Try it: A line belongs in the answer if it contains "title"; copy every such line from the entries below.

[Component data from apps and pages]
_ _ _ _ _
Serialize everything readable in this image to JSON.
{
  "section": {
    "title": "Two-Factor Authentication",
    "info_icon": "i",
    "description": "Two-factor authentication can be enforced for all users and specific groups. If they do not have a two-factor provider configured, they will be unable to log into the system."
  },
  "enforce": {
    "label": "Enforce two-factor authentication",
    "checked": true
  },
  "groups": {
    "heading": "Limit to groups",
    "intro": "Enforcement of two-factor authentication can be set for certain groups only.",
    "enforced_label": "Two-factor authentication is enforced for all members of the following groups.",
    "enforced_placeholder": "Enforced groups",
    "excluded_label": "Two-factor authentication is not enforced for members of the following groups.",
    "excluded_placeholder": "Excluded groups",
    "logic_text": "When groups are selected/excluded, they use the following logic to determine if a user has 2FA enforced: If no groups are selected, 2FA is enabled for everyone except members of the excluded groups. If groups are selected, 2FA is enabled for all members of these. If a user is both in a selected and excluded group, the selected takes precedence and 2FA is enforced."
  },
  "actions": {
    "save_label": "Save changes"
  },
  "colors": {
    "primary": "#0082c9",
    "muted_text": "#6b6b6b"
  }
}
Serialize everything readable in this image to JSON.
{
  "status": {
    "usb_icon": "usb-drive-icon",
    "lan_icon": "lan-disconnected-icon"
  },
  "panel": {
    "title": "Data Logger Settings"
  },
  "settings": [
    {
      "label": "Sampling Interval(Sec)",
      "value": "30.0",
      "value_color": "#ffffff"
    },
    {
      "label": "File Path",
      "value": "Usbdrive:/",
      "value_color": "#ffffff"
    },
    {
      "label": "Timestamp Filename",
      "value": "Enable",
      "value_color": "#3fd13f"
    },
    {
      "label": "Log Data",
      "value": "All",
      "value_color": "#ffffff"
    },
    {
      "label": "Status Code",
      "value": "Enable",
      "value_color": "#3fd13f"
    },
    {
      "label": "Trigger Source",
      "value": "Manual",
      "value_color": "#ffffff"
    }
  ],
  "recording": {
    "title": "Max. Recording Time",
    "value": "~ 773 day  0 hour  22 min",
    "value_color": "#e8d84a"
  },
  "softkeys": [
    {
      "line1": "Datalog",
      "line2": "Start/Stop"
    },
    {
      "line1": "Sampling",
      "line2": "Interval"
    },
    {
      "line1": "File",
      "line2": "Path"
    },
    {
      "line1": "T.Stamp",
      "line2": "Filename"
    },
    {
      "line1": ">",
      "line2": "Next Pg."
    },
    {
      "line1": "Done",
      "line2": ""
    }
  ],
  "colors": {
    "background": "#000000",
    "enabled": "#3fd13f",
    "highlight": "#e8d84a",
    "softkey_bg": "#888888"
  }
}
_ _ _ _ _
Answer section:
    "title": "Two-Factor Authentication",
    "title": "Data Logger Settings"
    "title": "Max. Recording Time",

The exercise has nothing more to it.